*** Material for this task ***
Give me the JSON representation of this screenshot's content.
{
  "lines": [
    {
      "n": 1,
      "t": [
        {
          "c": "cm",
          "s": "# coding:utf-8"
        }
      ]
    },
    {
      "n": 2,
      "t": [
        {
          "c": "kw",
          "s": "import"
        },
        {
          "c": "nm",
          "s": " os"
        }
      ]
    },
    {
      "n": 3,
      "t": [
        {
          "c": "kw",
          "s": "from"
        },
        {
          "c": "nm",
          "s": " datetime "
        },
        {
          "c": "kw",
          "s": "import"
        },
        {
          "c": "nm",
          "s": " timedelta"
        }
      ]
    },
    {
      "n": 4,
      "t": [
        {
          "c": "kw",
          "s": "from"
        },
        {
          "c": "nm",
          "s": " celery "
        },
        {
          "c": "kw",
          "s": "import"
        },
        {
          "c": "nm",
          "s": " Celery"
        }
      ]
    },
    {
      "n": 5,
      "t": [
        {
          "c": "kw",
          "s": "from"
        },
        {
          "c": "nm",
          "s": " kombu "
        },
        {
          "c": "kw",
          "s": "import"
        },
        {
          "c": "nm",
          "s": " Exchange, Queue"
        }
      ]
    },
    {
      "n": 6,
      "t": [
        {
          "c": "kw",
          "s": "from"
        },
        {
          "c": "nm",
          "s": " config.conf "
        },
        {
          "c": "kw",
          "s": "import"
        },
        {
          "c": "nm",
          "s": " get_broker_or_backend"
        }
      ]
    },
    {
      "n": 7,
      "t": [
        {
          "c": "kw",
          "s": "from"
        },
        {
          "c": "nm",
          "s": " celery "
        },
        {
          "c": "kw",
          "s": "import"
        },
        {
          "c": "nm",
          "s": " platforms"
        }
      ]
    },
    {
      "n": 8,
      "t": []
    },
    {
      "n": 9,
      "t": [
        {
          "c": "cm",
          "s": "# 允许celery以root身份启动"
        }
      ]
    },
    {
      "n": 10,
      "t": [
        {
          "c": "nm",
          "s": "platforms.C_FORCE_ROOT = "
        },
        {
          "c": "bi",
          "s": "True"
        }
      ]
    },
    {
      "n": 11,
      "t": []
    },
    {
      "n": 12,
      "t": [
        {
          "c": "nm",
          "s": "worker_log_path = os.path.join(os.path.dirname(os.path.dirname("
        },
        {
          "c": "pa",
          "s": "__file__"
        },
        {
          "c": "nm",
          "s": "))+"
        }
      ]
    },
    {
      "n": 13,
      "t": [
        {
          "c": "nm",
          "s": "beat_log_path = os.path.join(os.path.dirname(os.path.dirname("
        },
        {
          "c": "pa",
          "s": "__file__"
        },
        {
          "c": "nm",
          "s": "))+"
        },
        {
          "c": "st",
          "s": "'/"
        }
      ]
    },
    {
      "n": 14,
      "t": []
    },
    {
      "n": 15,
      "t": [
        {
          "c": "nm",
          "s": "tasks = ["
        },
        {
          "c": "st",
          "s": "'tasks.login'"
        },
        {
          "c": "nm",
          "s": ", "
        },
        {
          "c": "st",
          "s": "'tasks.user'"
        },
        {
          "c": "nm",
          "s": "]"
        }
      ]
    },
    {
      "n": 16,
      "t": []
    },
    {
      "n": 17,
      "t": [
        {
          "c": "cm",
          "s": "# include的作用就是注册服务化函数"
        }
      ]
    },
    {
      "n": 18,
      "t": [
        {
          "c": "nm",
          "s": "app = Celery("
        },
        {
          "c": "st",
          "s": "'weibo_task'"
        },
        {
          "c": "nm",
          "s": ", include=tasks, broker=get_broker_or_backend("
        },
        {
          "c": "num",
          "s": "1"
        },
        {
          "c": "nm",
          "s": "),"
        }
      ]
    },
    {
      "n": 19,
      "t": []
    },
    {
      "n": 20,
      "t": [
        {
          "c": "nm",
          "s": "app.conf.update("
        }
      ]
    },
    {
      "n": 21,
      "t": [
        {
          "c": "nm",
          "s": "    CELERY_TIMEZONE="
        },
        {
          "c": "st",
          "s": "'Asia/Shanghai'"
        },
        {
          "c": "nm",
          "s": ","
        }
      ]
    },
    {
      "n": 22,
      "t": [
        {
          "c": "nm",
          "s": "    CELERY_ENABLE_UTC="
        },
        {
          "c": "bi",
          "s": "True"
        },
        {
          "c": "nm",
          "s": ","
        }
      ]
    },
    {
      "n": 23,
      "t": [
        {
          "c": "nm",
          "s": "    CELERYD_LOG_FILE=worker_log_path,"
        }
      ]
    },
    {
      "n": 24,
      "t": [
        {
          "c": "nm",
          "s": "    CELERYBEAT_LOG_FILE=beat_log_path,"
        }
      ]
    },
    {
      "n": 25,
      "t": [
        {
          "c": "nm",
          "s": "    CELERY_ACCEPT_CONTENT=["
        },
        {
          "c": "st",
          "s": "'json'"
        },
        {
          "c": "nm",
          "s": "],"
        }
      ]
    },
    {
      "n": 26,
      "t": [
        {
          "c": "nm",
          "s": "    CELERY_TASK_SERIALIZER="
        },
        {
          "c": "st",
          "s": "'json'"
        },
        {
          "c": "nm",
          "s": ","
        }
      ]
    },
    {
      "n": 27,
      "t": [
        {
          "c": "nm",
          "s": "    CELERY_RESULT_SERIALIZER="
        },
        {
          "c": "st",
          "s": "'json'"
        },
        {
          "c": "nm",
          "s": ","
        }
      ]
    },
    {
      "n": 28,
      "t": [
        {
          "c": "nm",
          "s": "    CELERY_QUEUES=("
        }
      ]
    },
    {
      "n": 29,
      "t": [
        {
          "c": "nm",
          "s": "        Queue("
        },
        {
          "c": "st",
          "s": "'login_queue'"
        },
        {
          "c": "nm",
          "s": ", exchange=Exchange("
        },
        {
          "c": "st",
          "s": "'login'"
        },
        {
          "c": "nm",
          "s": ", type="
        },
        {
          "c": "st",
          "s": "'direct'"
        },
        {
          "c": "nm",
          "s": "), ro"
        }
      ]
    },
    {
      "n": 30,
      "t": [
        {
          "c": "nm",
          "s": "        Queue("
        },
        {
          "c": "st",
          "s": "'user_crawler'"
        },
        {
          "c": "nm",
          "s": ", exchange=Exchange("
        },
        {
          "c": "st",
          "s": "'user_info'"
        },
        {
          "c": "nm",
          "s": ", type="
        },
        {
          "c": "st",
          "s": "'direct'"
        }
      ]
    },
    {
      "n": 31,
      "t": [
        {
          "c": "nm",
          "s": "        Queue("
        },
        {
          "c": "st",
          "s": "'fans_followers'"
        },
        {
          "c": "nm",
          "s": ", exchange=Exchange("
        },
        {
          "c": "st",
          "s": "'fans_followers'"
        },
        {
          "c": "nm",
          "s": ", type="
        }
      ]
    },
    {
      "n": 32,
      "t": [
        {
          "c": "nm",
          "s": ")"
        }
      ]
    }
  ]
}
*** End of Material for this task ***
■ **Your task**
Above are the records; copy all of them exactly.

■ **Your response**
Give me the JSON representation of this screenshot's content.
{
  "lines": [
    {
      "n": 1,
      "t": [
        {
          "c": "cm",
          "s": "# coding:utf-8"
        }
      ]
    },
    {
      "n": 2,
      "t": [
        {
          "c": "kw",
          "s": "import"
        },
        {
          "c": "nm",
          "s": " os"
        }
      ]
    },
    {
      "n": 3,
      "t": [
        {
          "c": "kw",
          "s": "from"
        },
        {
          "c": "nm",
          "s": " datetime "
        },
        {
          "c": "kw",
          "s": "import"
        },
        {
          "c": "nm",
          "s": " timedelta"
        }
      ]
    },
    {
      "n": 4,
      "t": [
        {
          "c": "kw",
          "s": "from"
        },
        {
          "c": "nm",
          "s": " celery "
        },
        {
          "c": "kw",
          "s": "import"
        },
        {
          "c": "nm",
          "s": " Celery"
        }
      ]
    },
    {
      "n": 5,
      "t": [
        {
          "c": "kw",
          "s": "from"
        },
        {
          "c": "nm",
          "s": " kombu "
        },
        {
          "c": "kw",
          "s": "import"
        },
        {
          "c": "nm",
          "s": " Exchange, Queue"
        }
      ]
    },
    {
      "n": 6,
      "t": [
        {
          "c": "kw",
          "s": "from"
        },
        {
          "c": "nm",
          "s": " config.conf "
        },
        {
          "c": "kw",
          "s": "import"
        },
        {
          "c": "nm",
          "s": " get_broker_or_backend"
        }
      ]
    },
    {
      "n": 7,
      "t": [
        {
          "c": "kw",
          "s": "from"
        },
        {
          "c": "nm",
          "s": " celery "
        },
        {
          "c": "kw",
          "s": "import"
        },
        {
          "c": "nm",
          "s": " platforms"
        }
      ]
    },
    {
      "n": 8,
      "t": []
    },
    {
      "n": 9,
      "t": [
        {
          "c": "cm",
          "s": "# 允许celery以root身份启动"
        }
      ]
    },
    {
      "n": 10,
      "t": [
        {
          "c": "nm",
          "s": "platforms.C_FORCE_ROOT = "
        },
        {
          "c": "bi",
          "s": "True"
        }
      ]
    },
    {
      "n": 11,
      "t": []
    },
    {
      "n": 12,
      "t": [
        {
          "c": "nm",
          "s": "worker_log_path = os.path.join(os.path.dirname(os.path.dirname("
        },
        {
          "c": "pa",
          "s": "__file__"
        },
        {
          "c": "nm",
          "s": "))+"
        }
      ]
    },
    {
      "n": 13,
      "t": [
        {
          "c": "nm",
          "s": "beat_log_path = os.path.join(os.path.dirname(os.path.dirname("
        },
        {
          "c": "pa",
          "s": "__file__"
        },
        {
          "c": "nm",
          "s": "))+"
        },
        {
          "c": "st",
          "s": "'/"
        }
      ]
    },
    {
      "n": 14,
      "t": []
    },
    {
      "n": 15,
      "t": [
        {
          "c": "nm",
          "s": "tasks = ["
        },
        {
          "c": "st",
          "s": "'tasks.login'"
        },
        {
          "c": "nm",
          "s": ", "
        },
        {
          "c": "st",
          "s": "'tasks.user'"
        },
        {
          "c": "nm",
          "s": "]"
        }
      ]
    },
    {
      "n": 16,
      "t": []
    },
    {
      "n": 17,
      "t": [
        {
          "c": "cm",
          "s": "# include的作用就是注册服务化函数"
        }
      ]
    },
    {
      "n": 18,
      "t": [
        {
          "c": "nm",
          "s": "app = Celery("
        },
        {
          "c": "st",
          "s": "'weibo_task'"
        },
        {
          "c": "nm",
          "s": ", include=tasks, broker=get_broker_or_backend("
        },
        {
          "c": "num",
          "s": "1"
        },
        {
          "c": "nm",
          "s": "),"
        }
      ]
    },
    {
      "n": 19,
      "t": []
    },
    {
      "n": 20,
      "t": [
        {
          "c": "nm",
          "s": "app.conf.update("
        }
      ]
    },
    {
      "n": 21,
      "t": [
        {
          "c": "nm",
          "s": "    CELERY_TIMEZONE="
        },
        {
          "c": "st",
          "s": "'Asia/Shanghai'"
        },
        {
          "c": "nm",
          "s": ","
        }
      ]
    },
    {
      "n": 22,
      "t": [
        {
          "c": "nm",
          "s": "    CELERY_ENABLE_UTC="
        },
        {
          "c": "bi",
          "s": "True"
        },
        {
          "c": "nm",
          "s": ","
        }
      ]
    },
    {
      "n": 23,
      "t": [
        {
          "c": "nm",
          "s": "    CELERYD_LOG_FILE=worker_log_path,"
        }
      ]
    },
    {
      "n": 24,
      "t": [
        {
          "c": "nm",
          "s": "    CELERYBEAT_LOG_FILE=beat_log_path,"
        }
      ]
    },
    {
      "n": 25,
      "t": [
        {
          "c": "nm",
          "s": "    CELERY_ACCEPT_CONTENT=["
        },
        {
          "c": "st",
          "s": "'json'"
        },
        {
          "c": "nm",
          "s": "],"
        }
      ]
    },
    {
      "n": 26,
      "t": [
        {
          "c": "nm",
          "s": "    CELERY_TASK_SERIALIZER="
        },
        {
          "c": "st",
          "s": "'json'"
        },
        {
          "c": "nm",
          "s": ","
        }
      ]
    },
    {
      "n": 27,
      "t": [
        {
          "c": "nm",
          "s": "    CELERY_RESULT_SERIALIZER="
        },
        {
          "c": "st",
          "s": "'json'"
        },
        {
          "c": "nm",
          "s": ","
        }
      ]
    },
    {
      "n": 28,
      "t": [
        {
          "c": "nm",
          "s": "    CELERY_QUEUES=("
        }
      ]
    },
    {
      "n": 29,
      "t": [
        {
          "c": "nm",
          "s": "        Queue("
        },
        {
          "c": "st",
          "s": "'login_queue'"
        },
        {
          "c": "nm",
          "s": ", exchange=Exchange("
        },
        {
          "c": "st",
          "s": "'login'"
        },
        {
          "c": "nm",
          "s": ", type="
        },
        {
          "c": "st",
          "s": "'direct'"
        },
        {
          "c": "nm",
          "s": "), ro"
        }
      ]
    },
    {
      "n": 30,
      "t": [
        {
          "c": "nm",
          "s": "        Queue("
        },
        {
          "c": "st",
          "s": "'user_crawler'"
        },
        {
          "c": "nm",
          "s": ", exchange=Exchange("
        },
        {
          "c": "st",
          "s": "'user_info'"
        },
        {
          "c": "nm",
          "s": ", type="
        },
        {
          "c": "st",
          "s": "'direct'"
        }
      ]
    },
    {
      "n": 31,
      "t": [
        {
          "c": "nm",
          "s": "        Queue("
        },
        {
          "c": "st",
          "s": "'fans_followers'"
        },
        {
          "c": "nm",
          "s": ", exchange=Exchange("
        },
        {
          "c": "st",
          "s": "'fans_followers'"
        },
        {
          "c": "nm",
          "s": ", type="
        }
      ]
    },
    {
      "n": 32,
      "t": [
        {
          "c": "nm",
          "s": ")"
        }
      ]
    }
  ]
}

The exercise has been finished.